Sadly, many early women leaders have been relegated to obscurity. We know a few names—Lucy Mack Smith, Emma Smith, and Eliza R. Snow, but beyond that I would imagine only LDS historians, and especially women historians would know the names of countless other women who were crucial to the restoration.

I think Louie would want to be remembered as a mother. Her comment that she claimed 50,000 children as her own, and that she prayed for them daily, as well as the ability to train them properly illustrates what she had become in God’s eyes and finally in her own eyes.

Louie’s struggles, often with getting resources, never held her back. She wanted the Primary to have its own magazine. The Friend today isn’t quite as significant as it once was. Mainly due to the abundance of resources for children online. However when I was a child the arrival of the Children’s Friend was a major event. There were things you could cut out, stories written to a young reading level, and more. It’s surprising how much difficulty Louie went through trying to start up the magazine.

Initially, the First Presidency was against it because “it was too great an undertaking.”

After almost 10 years and several more requests, they were told, “you have our permission and blessing, providing you do not ask the Church for financial help.”

The feedback from others was invariably negative. The printing office told them “don’t do it. Magazines run by women always fail.”

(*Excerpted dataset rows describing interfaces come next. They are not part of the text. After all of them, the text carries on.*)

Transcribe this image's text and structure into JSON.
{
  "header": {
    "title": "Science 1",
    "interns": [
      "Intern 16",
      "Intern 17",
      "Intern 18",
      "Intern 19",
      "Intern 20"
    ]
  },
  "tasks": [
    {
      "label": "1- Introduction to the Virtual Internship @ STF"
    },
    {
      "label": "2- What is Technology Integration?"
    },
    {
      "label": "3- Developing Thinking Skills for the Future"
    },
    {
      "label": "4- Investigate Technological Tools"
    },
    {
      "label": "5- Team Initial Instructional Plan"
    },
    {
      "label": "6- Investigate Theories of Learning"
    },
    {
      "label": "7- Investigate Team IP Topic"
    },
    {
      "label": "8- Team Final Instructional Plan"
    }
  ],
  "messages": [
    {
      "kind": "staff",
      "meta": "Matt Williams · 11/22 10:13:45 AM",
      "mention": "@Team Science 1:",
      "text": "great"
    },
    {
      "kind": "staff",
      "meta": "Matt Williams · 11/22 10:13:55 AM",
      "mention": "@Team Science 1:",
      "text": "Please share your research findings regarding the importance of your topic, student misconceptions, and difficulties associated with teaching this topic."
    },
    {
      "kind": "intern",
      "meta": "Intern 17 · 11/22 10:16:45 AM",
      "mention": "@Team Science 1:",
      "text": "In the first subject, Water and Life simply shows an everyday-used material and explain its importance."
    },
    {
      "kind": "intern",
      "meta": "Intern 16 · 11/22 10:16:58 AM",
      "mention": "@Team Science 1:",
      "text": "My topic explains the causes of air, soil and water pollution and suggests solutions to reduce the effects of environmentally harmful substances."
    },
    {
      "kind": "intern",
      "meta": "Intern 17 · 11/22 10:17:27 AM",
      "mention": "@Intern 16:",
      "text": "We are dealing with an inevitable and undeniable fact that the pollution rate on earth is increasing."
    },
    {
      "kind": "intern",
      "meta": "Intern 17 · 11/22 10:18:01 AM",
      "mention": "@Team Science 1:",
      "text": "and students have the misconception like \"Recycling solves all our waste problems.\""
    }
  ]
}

When pressed for financial backing to secure a loan, Louie used her home as collateral. Her faith and diligence were rewarded with success in a short time—doubling subscriptions, moving the Primary Association forward, and receiving the approbation of Church leaders who pronounced it equal to the other Church publications.

Her own history was both tragic and fascinating. In a reversal of the usual pattern she urged her husband to tak an additional wife so they could have children. (This was obviously before the end of polygamy) The story made me reconsider some of the positives of the practice since normally we only focus on the many, many negatives.

Louie loved children. Doubtless she was deeply saddened that she couldn’t have any herself. She declared “having no children of my own, I was very desirous that my husband would take other wives that he might have a posterity to do him honor.”

She encouraged her husband to marry women whom she loved as friends. She claimed that after children were born to the family, “the Lord gave me a mother’s love for them; they seemed as if they were indeed my own, and they seem to have the same love for me as they do for their own mother.”

She was called “Louie ma” by the children.

She also loved the Primary children and they reciprocated with great love for her.

Her testimony of plural marriage as a blessing for her and her husband was genuine. When the federal government raided Salt Lake City looking for polygamous families, two times she took a train east to avoid testifying against her husband.

One of her friends revealed that although all were sympathetic for Louie’s childless life, but that Louie said plural marriage gave her everything, [including] children & grandchildren.

I’d strongly urge you read the full interview. I’m looking forward to the full article being available online as well.